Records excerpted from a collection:
----------

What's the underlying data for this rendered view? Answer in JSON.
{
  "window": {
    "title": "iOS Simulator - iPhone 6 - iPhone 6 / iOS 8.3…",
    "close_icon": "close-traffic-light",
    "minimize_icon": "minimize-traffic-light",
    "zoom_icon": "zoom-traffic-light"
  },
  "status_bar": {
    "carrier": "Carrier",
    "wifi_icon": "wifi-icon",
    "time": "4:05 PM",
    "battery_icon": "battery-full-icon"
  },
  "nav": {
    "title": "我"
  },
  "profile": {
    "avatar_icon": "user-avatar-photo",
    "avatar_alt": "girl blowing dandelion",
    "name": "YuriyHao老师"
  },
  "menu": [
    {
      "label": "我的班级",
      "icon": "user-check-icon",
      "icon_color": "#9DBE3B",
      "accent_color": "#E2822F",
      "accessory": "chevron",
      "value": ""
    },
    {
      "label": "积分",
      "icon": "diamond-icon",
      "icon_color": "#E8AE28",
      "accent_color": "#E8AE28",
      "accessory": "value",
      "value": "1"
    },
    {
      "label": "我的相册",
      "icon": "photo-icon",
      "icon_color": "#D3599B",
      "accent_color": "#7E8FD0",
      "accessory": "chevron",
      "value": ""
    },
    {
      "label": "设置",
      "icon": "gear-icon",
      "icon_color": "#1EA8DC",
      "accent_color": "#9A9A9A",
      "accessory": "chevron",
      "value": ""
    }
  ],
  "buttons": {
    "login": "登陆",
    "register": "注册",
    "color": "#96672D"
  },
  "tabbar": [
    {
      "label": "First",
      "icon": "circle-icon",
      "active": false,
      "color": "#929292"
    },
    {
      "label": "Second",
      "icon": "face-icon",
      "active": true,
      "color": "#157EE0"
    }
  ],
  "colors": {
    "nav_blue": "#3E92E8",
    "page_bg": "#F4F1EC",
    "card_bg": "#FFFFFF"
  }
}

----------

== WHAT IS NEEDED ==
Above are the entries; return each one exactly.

== RESULT BELOW ==
What's the underlying data for this rendered view? Answer in JSON.
{
  "window": {
    "title": "iOS Simulator - iPhone 6 - iPhone 6 / iOS 8.3…",
    "close_icon": "close-traffic-light",
    "minimize_icon": "minimize-traffic-light",
    "zoom_icon": "zoom-traffic-light"
  },
  "status_bar": {
    "carrier": "Carrier",
    "wifi_icon": "wifi-icon",
    "time": "4:05 PM",
    "battery_icon": "battery-full-icon"
  },
  "nav": {
    "title": "我"
  },
  "profile": {
    "avatar_icon": "user-avatar-photo",
    "avatar_alt": "girl blowing dandelion",
    "name": "YuriyHao老师"
  },
  "menu": [
    {
      "label": "我的班级",
      "icon": "user-check-icon",
      "icon_color": "#9DBE3B",
      "accent_color": "#E2822F",
      "accessory": "chevron",
      "value": ""
    },
    {
      "label": "积分",
      "icon": "diamond-icon",
      "icon_color": "#E8AE28",
      "accent_color": "#E8AE28",
      "accessory": "value",
      "value": "1"
    },
    {
      "label": "我的相册",
      "icon": "photo-icon",
      "icon_color": "#D3599B",
      "accent_color": "#7E8FD0",
      "accessory": "chevron",
      "value": ""
    },
    {
      "label": "设置",
      "icon": "gear-icon",
      "icon_color": "#1EA8DC",
      "accent_color": "#9A9A9A",
      "accessory": "chevron",
      "value": ""
    }
  ],
  "buttons": {
    "login": "登陆",
    "register": "注册",
    "color": "#96672D"
  },
  "tabbar": [
    {
      "label": "First",
      "icon": "circle-icon",
      "active": false,
      "color": "#929292"
    },
    {
      "label": "Second",
      "icon": "face-icon",
      "active": true,
      "color": "#157EE0"
    }
  ],
  "colors": {
    "nav_blue": "#3E92E8",
    "page_bg": "#F4F1EC",
    "card_bg": "#FFFFFF"
  }
}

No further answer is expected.